Problem to work on: All of the records below are to be printed exactly; the pictures are to be left out.

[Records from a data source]
○ ○ ○ ○ ○ ○ ○

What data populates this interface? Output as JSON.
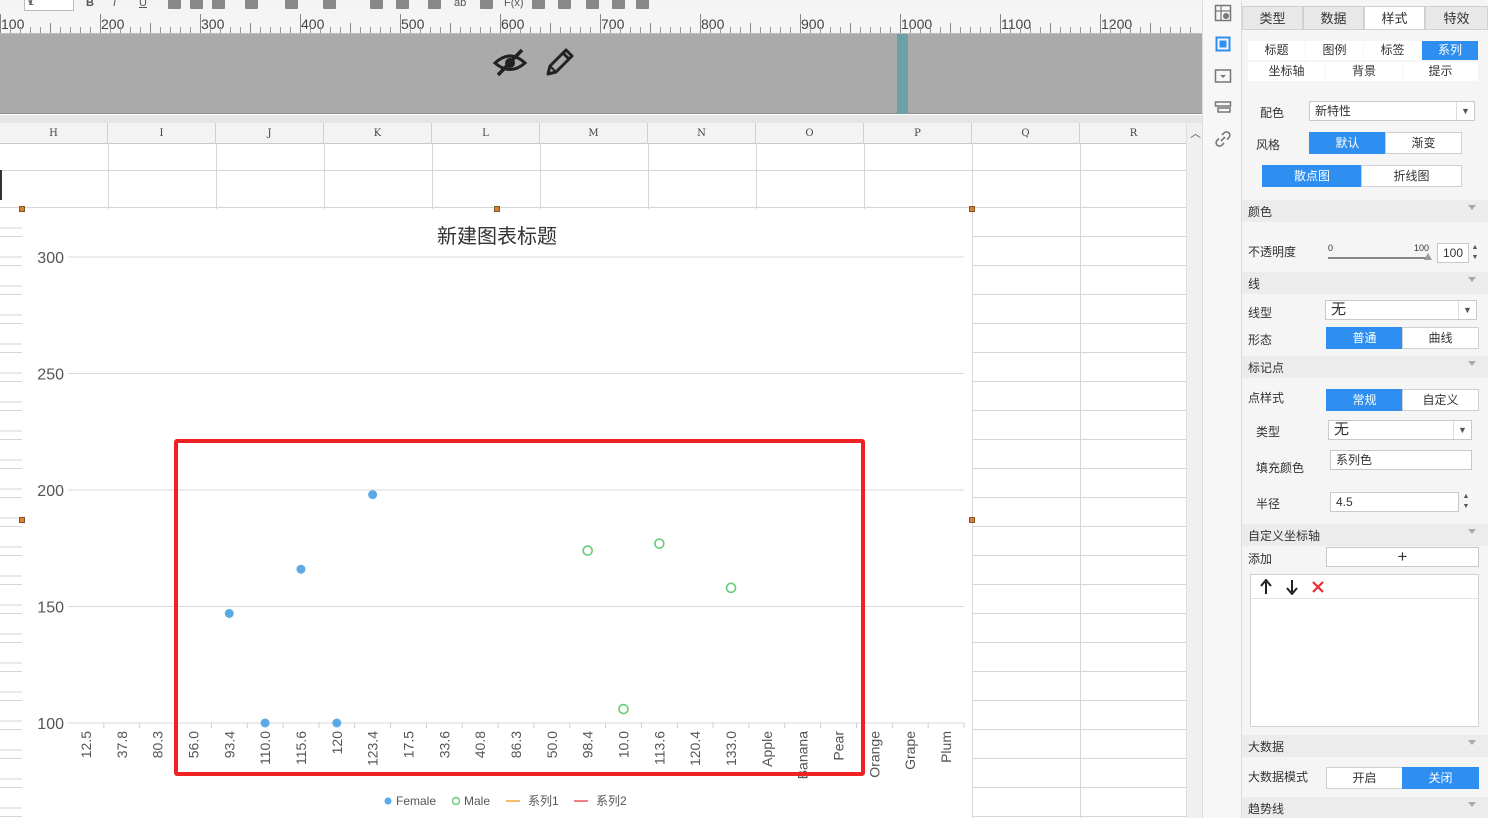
{
  "toolbar": {
    "font_size_value": "1",
    "bold_label": "B",
    "italic_label": "I",
    "underline_label": "U",
    "text_label": "ab",
    "formula_label": "F(x)"
  },
  "ruler": {
    "labels": [
      "100",
      "200",
      "300",
      "400",
      "500",
      "600",
      "700",
      "800",
      "900",
      "1000",
      "1100",
      "1200"
    ]
  },
  "columns": [
    "H",
    "I",
    "J",
    "K",
    "L",
    "M",
    "N",
    "O",
    "P",
    "Q",
    "R"
  ],
  "chart_data": {
    "type": "scatter",
    "title": "新建图表标题",
    "ylim": [
      100,
      300
    ],
    "yticks": [
      100,
      150,
      200,
      250,
      300
    ],
    "categories": [
      "12.5",
      "37.8",
      "80.3",
      "56.0",
      "93.4",
      "110.0",
      "115.6",
      "120",
      "123.4",
      "17.5",
      "33.6",
      "40.8",
      "86.3",
      "50.0",
      "98.4",
      "10.0",
      "113.6",
      "120.4",
      "133.0",
      "Apple",
      "Banana",
      "Pear",
      "Orange",
      "Grape",
      "Plum"
    ],
    "series": [
      {
        "name": "Female",
        "style": "filled",
        "color": "#5aaae8",
        "points": [
          {
            "x": "93.4",
            "y": 147
          },
          {
            "x": "110.0",
            "y": 100
          },
          {
            "x": "115.6",
            "y": 166
          },
          {
            "x": "120",
            "y": 100
          },
          {
            "x": "123.4",
            "y": 198
          }
        ]
      },
      {
        "name": "Male",
        "style": "hollow",
        "color": "#66cc77",
        "points": [
          {
            "x": "98.4",
            "y": 174
          },
          {
            "x": "10.0",
            "y": 106
          },
          {
            "x": "113.6",
            "y": 177
          },
          {
            "x": "133.0",
            "y": 158
          }
        ]
      }
    ],
    "legend": [
      {
        "name": "Female",
        "kind": "dot",
        "color": "#5aaae8"
      },
      {
        "name": "Male",
        "kind": "ring",
        "color": "#66cc77"
      },
      {
        "name": "系列1",
        "kind": "line",
        "color": "#f5a94a"
      },
      {
        "name": "系列2",
        "kind": "line",
        "color": "#f06060"
      }
    ],
    "legend_position": "bottom",
    "grid": true
  },
  "strip_icons": [
    "chart-type-icon",
    "chart-select-icon",
    "chart-frame-icon",
    "layers-icon",
    "link-icon"
  ],
  "panel": {
    "main_tabs": [
      "类型",
      "数据",
      "样式",
      "特效"
    ],
    "sub_tabs_row1": [
      "标题",
      "图例",
      "标签",
      "系列"
    ],
    "sub_tabs_row2": [
      "坐标轴",
      "背景",
      "提示"
    ],
    "color_scheme_label": "配色",
    "color_scheme_value": "新特性",
    "style_label": "风格",
    "style_options": [
      "默认",
      "渐变"
    ],
    "chart_kind_options": [
      "散点图",
      "折线图"
    ],
    "section_color": "颜色",
    "opacity_label": "不透明度",
    "opacity_min": "0",
    "opacity_max": "100",
    "opacity_value": "100",
    "section_line": "线",
    "line_type_label": "线型",
    "line_type_value": "无",
    "shape_label": "形态",
    "shape_options": [
      "普通",
      "曲线"
    ],
    "section_marker": "标记点",
    "marker_style_label": "点样式",
    "marker_style_options": [
      "常规",
      "自定义"
    ],
    "marker_type_label": "类型",
    "marker_type_value": "无",
    "fill_color_label": "填充颜色",
    "fill_color_value": "系列色",
    "radius_label": "半径",
    "radius_value": "4.5",
    "section_custom_axis": "自定义坐标轴",
    "add_label": "添加",
    "add_symbol": "+",
    "section_big_data": "大数据",
    "big_data_mode_label": "大数据模式",
    "big_data_options": [
      "开启",
      "关闭"
    ],
    "section_trendline": "趋势线"
  }
}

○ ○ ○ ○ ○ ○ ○

Written answer:
What data populates this interface? Output as JSON.
{
  "toolbar": {
    "font_size_value": "1",
    "bold_label": "B",
    "italic_label": "I",
    "underline_label": "U",
    "text_label": "ab",
    "formula_label": "F(x)"
  },
  "ruler": {
    "labels": [
      "100",
      "200",
      "300",
      "400",
      "500",
      "600",
      "700",
      "800",
      "900",
      "1000",
      "1100",
      "1200"
    ]
  },
  "columns": [
    "H",
    "I",
    "J",
    "K",
    "L",
    "M",
    "N",
    "O",
    "P",
    "Q",
    "R"
  ],
  "chart_data": {
    "type": "scatter",
    "title": "新建图表标题",
    "ylim": [
      100,
      300
    ],
    "yticks": [
      100,
      150,
      200,
      250,
      300
    ],
    "categories": [
      "12.5",
      "37.8",
      "80.3",
      "56.0",
      "93.4",
      "110.0",
      "115.6",
      "120",
      "123.4",
      "17.5",
      "33.6",
      "40.8",
      "86.3",
      "50.0",
      "98.4",
      "10.0",
      "113.6",
      "120.4",
      "133.0",
      "Apple",
      "Banana",
      "Pear",
      "Orange",
      "Grape",
      "Plum"
    ],
    "series": [
      {
        "name": "Female",
        "style": "filled",
        "color": "#5aaae8",
        "points": [
          {
            "x": "93.4",
            "y": 147
          },
          {
            "x": "110.0",
            "y": 100
          },
          {
            "x": "115.6",
            "y": 166
          },
          {
            "x": "120",
            "y": 100
          },
          {
            "x": "123.4",
            "y": 198
          }
        ]
      },
      {
        "name": "Male",
        "style": "hollow",
        "color": "#66cc77",
        "points": [
          {
            "x": "98.4",
            "y": 174
          },
          {
            "x": "10.0",
            "y": 106
          },
          {
            "x": "113.6",
            "y": 177
          },
          {
            "x": "133.0",
            "y": 158
          }
        ]
      }
    ],
    "legend": [
      {
        "name": "Female",
        "kind": "dot",
        "color": "#5aaae8"
      },
      {
        "name": "Male",
        "kind": "ring",
        "color": "#66cc77"
      },
      {
        "name": "系列1",
        "kind": "line",
        "color": "#f5a94a"
      },
      {
        "name": "系列2",
        "kind": "line",
        "color": "#f06060"
      }
    ],
    "legend_position": "bottom",
    "grid": true
  },
  "strip_icons": [
    "chart-type-icon",
    "chart-select-icon",
    "chart-frame-icon",
    "layers-icon",
    "link-icon"
  ],
  "panel": {
    "main_tabs": [
      "类型",
      "数据",
      "样式",
      "特效"
    ],
    "sub_tabs_row1": [
      "标题",
      "图例",
      "标签",
      "系列"
    ],
    "sub_tabs_row2": [
      "坐标轴",
      "背景",
      "提示"
    ],
    "color_scheme_label": "配色",
    "color_scheme_value": "新特性",
    "style_label": "风格",
    "style_options": [
      "默认",
      "渐变"
    ],
    "chart_kind_options": [
      "散点图",
      "折线图"
    ],
    "section_color": "颜色",
    "opacity_label": "不透明度",
    "opacity_min": "0",
    "opacity_max": "100",
    "opacity_value": "100",
    "section_line": "线",
    "line_type_label": "线型",
    "line_type_value": "无",
    "shape_label": "形态",
    "shape_options": [
      "普通",
      "曲线"
    ],
    "section_marker": "标记点",
    "marker_style_label": "点样式",
    "marker_style_options": [
      "常规",
      "自定义"
    ],
    "marker_type_label": "类型",
    "marker_type_value": "无",
    "fill_color_label": "填充颜色",
    "fill_color_value": "系列色",
    "radius_label": "半径",
    "radius_value": "4.5",
    "section_custom_axis": "自定义坐标轴",
    "add_label": "添加",
    "add_symbol": "+",
    "section_big_data": "大数据",
    "big_data_mode_label": "大数据模式",
    "big_data_options": [
      "开启",
      "关闭"
    ],
    "section_trendline": "趋势线"
  }
}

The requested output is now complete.